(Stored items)
====
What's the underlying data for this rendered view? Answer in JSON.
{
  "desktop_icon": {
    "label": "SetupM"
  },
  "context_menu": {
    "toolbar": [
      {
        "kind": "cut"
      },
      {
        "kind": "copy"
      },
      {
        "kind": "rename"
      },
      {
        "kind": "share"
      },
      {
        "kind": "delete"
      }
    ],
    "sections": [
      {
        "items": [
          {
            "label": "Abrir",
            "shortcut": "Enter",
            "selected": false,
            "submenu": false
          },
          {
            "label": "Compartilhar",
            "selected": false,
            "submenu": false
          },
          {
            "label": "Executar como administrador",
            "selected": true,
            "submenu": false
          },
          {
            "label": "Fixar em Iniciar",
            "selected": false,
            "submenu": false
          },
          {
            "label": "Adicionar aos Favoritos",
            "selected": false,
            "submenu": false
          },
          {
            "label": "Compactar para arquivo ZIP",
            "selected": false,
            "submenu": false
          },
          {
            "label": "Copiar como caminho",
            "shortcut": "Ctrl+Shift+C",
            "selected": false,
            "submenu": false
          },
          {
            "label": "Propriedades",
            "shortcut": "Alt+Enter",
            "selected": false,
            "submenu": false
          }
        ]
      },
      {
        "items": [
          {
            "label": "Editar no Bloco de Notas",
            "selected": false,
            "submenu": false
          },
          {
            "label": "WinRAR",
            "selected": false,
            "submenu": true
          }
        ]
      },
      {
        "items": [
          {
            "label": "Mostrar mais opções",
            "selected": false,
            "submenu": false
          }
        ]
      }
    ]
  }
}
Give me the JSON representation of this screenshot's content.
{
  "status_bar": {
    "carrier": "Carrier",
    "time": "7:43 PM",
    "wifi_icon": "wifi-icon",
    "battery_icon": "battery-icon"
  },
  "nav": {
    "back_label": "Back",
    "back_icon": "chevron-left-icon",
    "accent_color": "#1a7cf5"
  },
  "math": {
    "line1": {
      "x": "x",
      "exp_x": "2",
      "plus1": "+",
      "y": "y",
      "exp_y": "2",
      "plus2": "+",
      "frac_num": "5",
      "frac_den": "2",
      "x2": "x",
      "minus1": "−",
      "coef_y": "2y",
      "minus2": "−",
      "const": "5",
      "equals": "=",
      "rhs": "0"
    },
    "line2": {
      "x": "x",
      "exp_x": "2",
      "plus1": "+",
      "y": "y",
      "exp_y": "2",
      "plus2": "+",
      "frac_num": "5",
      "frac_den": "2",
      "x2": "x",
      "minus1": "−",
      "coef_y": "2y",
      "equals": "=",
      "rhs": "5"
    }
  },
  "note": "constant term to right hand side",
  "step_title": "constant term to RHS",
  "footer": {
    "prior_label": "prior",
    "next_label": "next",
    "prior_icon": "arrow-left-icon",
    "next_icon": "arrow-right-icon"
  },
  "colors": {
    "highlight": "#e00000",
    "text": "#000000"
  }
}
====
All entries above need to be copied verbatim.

What's the underlying data for this rendered view? Answer in JSON.
{
  "desktop_icon": {
    "label": "SetupM"
  },
  "context_menu": {
    "toolbar": [
      {
        "kind": "cut"
      },
      {
        "kind": "copy"
      },
      {
        "kind": "rename"
      },
      {
        "kind": "share"
      },
      {
        "kind": "delete"
      }
    ],
    "sections": [
      {
        "items": [
          {
            "label": "Abrir",
            "shortcut": "Enter",
            "selected": false,
            "submenu": false
          },
          {
            "label": "Compartilhar",
            "selected": false,
            "submenu": false
          },
          {
            "label": "Executar como administrador",
            "selected": true,
            "submenu": false
          },
          {
            "label": "Fixar em Iniciar",
            "selected": false,
            "submenu": false
          },
          {
            "label": "Adicionar aos Favoritos",
            "selected": false,
            "submenu": false
          },
          {
            "label": "Compactar para arquivo ZIP",
            "selected": false,
            "submenu": false
          },
          {
            "label": "Copiar como caminho",
            "shortcut": "Ctrl+Shift+C",
            "selected": false,
            "submenu": false
          },
          {
            "label": "Propriedades",
            "shortcut": "Alt+Enter",
            "selected": false,
            "submenu": false
          }
        ]
      },
      {
        "items": [
          {
            "label": "Editar no Bloco de Notas",
            "selected": false,
            "submenu": false
          },
          {
            "label": "WinRAR",
            "selected": false,
            "submenu": true
          }
        ]
      },
      {
        "items": [
          {
            "label": "Mostrar mais opções",
            "selected": false,
            "submenu": false
          }
        ]
      }
    ]
  }
}
Give me the JSON representation of this screenshot's content.
{
  "status_bar": {
    "carrier": "Carrier",
    "time": "7:43 PM",
    "wifi_icon": "wifi-icon",
    "battery_icon": "battery-icon"
  },
  "nav": {
    "back_label": "Back",
    "back_icon": "chevron-left-icon",
    "accent_color": "#1a7cf5"
  },
  "math": {
    "line1": {
      "x": "x",
      "exp_x": "2",
      "plus1": "+",
      "y": "y",
      "exp_y": "2",
      "plus2": "+",
      "frac_num": "5",
      "frac_den": "2",
      "x2": "x",
      "minus1": "−",
      "coef_y": "2y",
      "minus2": "−",
      "const": "5",
      "equals": "=",
      "rhs": "0"
    },
    "line2": {
      "x": "x",
      "exp_x": "2",
      "plus1": "+",
      "y": "y",
      "exp_y": "2",
      "plus2": "+",
      "frac_num": "5",
      "frac_den": "2",
      "x2": "x",
      "minus1": "−",
      "coef_y": "2y",
      "equals": "=",
      "rhs": "5"
    }
  },
  "note": "constant term to right hand side",
  "step_title": "constant term to RHS",
  "footer": {
    "prior_label": "prior",
    "next_label": "next",
    "prior_icon": "arrow-left-icon",
    "next_icon": "arrow-right-icon"
  },
  "colors": {
    "highlight": "#e00000",
    "text": "#000000"
  }
}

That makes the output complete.